British Astronomers Launch Advanced Planet Search to Seek Signs of Life (Source: Guardian)
The art of hunting planets has come so far that astronomers can now list hundreds of alien worlds that orbit stars so faint they are not even visible as pinpricks in the clear night sky. Little is known of these far-flung planets. The most conspicuous are huge, the size of Jupiter, and scorched from circling so close to their suns. Others are giant iceballs, or waterworlds, or even rocky like Earth. But the finer details are a mystery, the stuff of speculation more than science.

To find out more about these other worlds, a team led by British astronomers is launching an ambitious search for planets that orbit the nearest, brightest stars to Earth. Their aim is to find prime candidates for the most important question of all: is there life elsewhere? Click here. (1/7)

Studying Space Travel with Fruit Flies (Source: San Francisco Chronicle)
One year from now, in a lab far, far away, a group of fruit flies could unknowingly be helping to make long-term space travel safer. An experiment led by local researchers will use fruit flies to study how the lack of gravity and changes in radiation in space affect the cardiovascular system of humans. It was one of eight projects recently selected by Space Florida, the state's aerospace authority, for a 30-day trip to the International Space Station set for December 2013. Click here. (1/7)

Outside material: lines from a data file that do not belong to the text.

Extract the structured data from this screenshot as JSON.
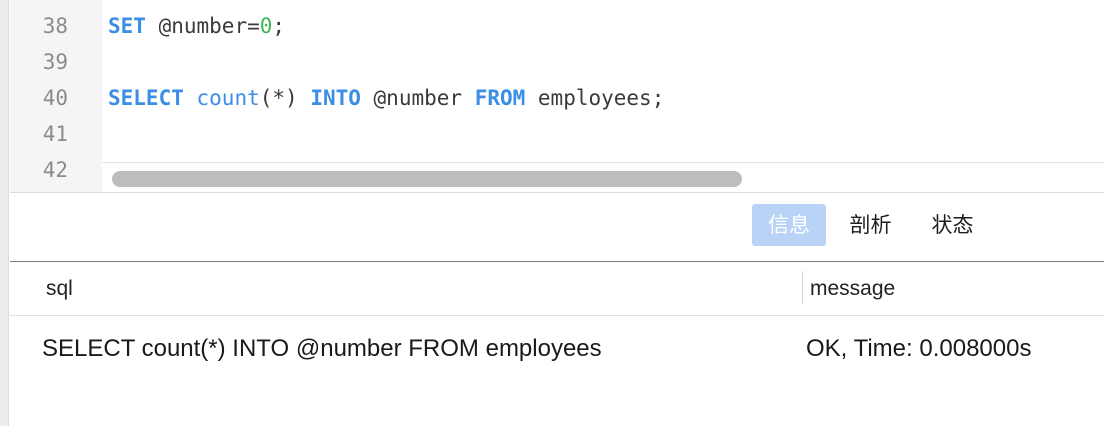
{
  "editor": {
    "lines": [
      {
        "no": "38",
        "tokens": [
          [
            "kw",
            "SET"
          ],
          [
            "plain",
            " @number="
          ],
          [
            "num",
            "0"
          ],
          [
            "plain",
            ";"
          ]
        ]
      },
      {
        "no": "39",
        "tokens": []
      },
      {
        "no": "40",
        "tokens": [
          [
            "kw",
            "SELECT"
          ],
          [
            "plain",
            " "
          ],
          [
            "fn",
            "count"
          ],
          [
            "plain",
            "(*) "
          ],
          [
            "kw",
            "INTO"
          ],
          [
            "plain",
            " @number "
          ],
          [
            "kw",
            "FROM"
          ],
          [
            "plain",
            " employees;"
          ]
        ]
      },
      {
        "no": "41",
        "tokens": []
      },
      {
        "no": "42",
        "tokens": []
      }
    ]
  },
  "tabs": {
    "info": "信息",
    "profile": "剖析",
    "status": "状态"
  },
  "result": {
    "columns": [
      "sql",
      "message"
    ],
    "rows": [
      {
        "sql": "SELECT count(*) INTO @number FROM employees",
        "message": "OK, Time: 0.008000s"
      }
    ]
  }
}
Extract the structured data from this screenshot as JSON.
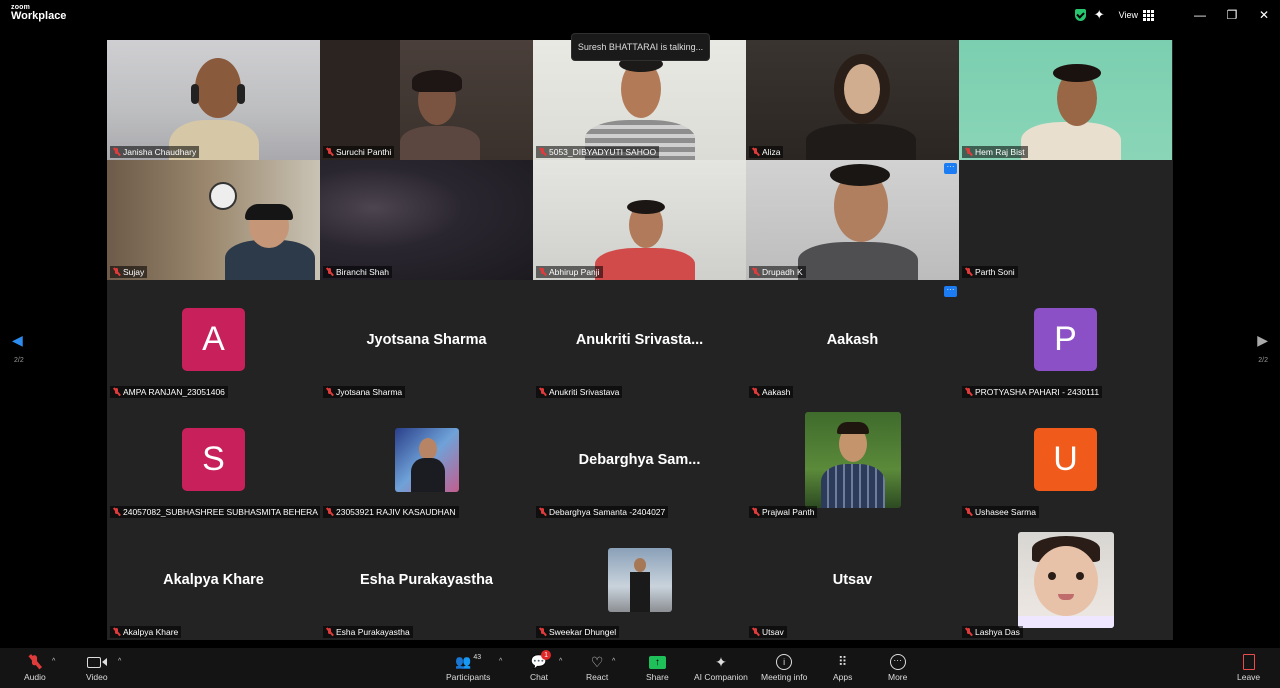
{
  "app": {
    "logo_small": "zoom",
    "logo_big": "Workplace"
  },
  "topbar": {
    "view_label": "View",
    "minimize": "—",
    "restore": "❐",
    "close": "✕"
  },
  "talking_indicator": "Suresh BHATTARAI is talking...",
  "video_tiles": [
    {
      "name": "Janisha Chaudhary"
    },
    {
      "name": "Suruchi Panthi"
    },
    {
      "name": "5053_DIBYADYUTI SAHOO"
    },
    {
      "name": "Aliza"
    },
    {
      "name": "Hem Raj Bist"
    },
    {
      "name": "Sujay"
    },
    {
      "name": "Biranchi Shah"
    },
    {
      "name": "Abhirup Panji"
    },
    {
      "name": "Drupadh K"
    },
    {
      "name": "Parth Soni"
    }
  ],
  "audio_tiles": [
    {
      "label": "AMPA RANJAN_23051406",
      "avatar_letter": "A",
      "avatar_color": "#c7205a"
    },
    {
      "label": "Jyotsana Sharma",
      "display": "Jyotsana Sharma"
    },
    {
      "label": "Anukriti Srivastava",
      "display": "Anukriti  Srivasta..."
    },
    {
      "label": "Aakash",
      "display": "Aakash"
    },
    {
      "label": "PROTYASHA PAHARI - 2430111",
      "avatar_letter": "P",
      "avatar_color": "#8b4fc6"
    },
    {
      "label": "24057082_SUBHASHREE SUBHASMITA BEHERA",
      "avatar_letter": "S",
      "avatar_color": "#c7205a"
    },
    {
      "label": "23053921 RAJIV KASAUDHAN"
    },
    {
      "label": "Debarghya Samanta -2404027",
      "display": "Debarghya  Sam..."
    },
    {
      "label": "Prajwal Panth"
    },
    {
      "label": "Ushasee Sarma",
      "avatar_letter": "U",
      "avatar_color": "#f05a1a"
    },
    {
      "label": "Akalpya Khare",
      "display": "Akalpya Khare"
    },
    {
      "label": "Esha Purakayastha",
      "display": "Esha Purakayastha"
    },
    {
      "label": "Sweekar Dhungel"
    },
    {
      "label": "Utsav",
      "display": "Utsav"
    },
    {
      "label": "Lashya Das"
    }
  ],
  "page_indicator_left": "2/2",
  "page_indicator_right": "2/2",
  "toolbar": {
    "audio": "Audio",
    "video": "Video",
    "participants": "Participants",
    "participants_count": "43",
    "chat": "Chat",
    "chat_badge": "1",
    "react": "React",
    "share": "Share",
    "ai_companion": "AI Companion",
    "meeting_info": "Meeting info",
    "apps": "Apps",
    "more": "More",
    "leave": "Leave"
  }
}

NASA Orion Recovery Operations Trapped in the '60s (Source: Citizens in Space)
NASA recently revealed details of the recovery concept for its Orion space capsule. The concept shows how much has changed, and not changed, since the 1960′s. A NASA artist’s conception shows the Orion capsule being recovered by a US Navy Landing Platform Dock (LPD) ship. This shows the diminished importance of NASA’s exploration program to overall US strategic policy. In the 1960′s, the Navy detailed an entire carrier battle group to recover an Apollo capsule, but now all it can spare is an LPD.

Any Navy veteran will tell you that search, rescue, and recovery operations at sea are never easy, or cheap. SpaceX is currently recovering its Dragon capsules at sea but is developing plans for land recovery in the future. Meanwhile, companies like Sierra Nevada, XCOR Aerospace, and Virgin Galactic are developing vehicles that can touch down on a runway like conventional aircraft. In the future, astronauts will not be rescued from outer space, they will fly back in style — but not, apparently, if the United States Congress has anything to say about it. Click here. (1/7)

No comments: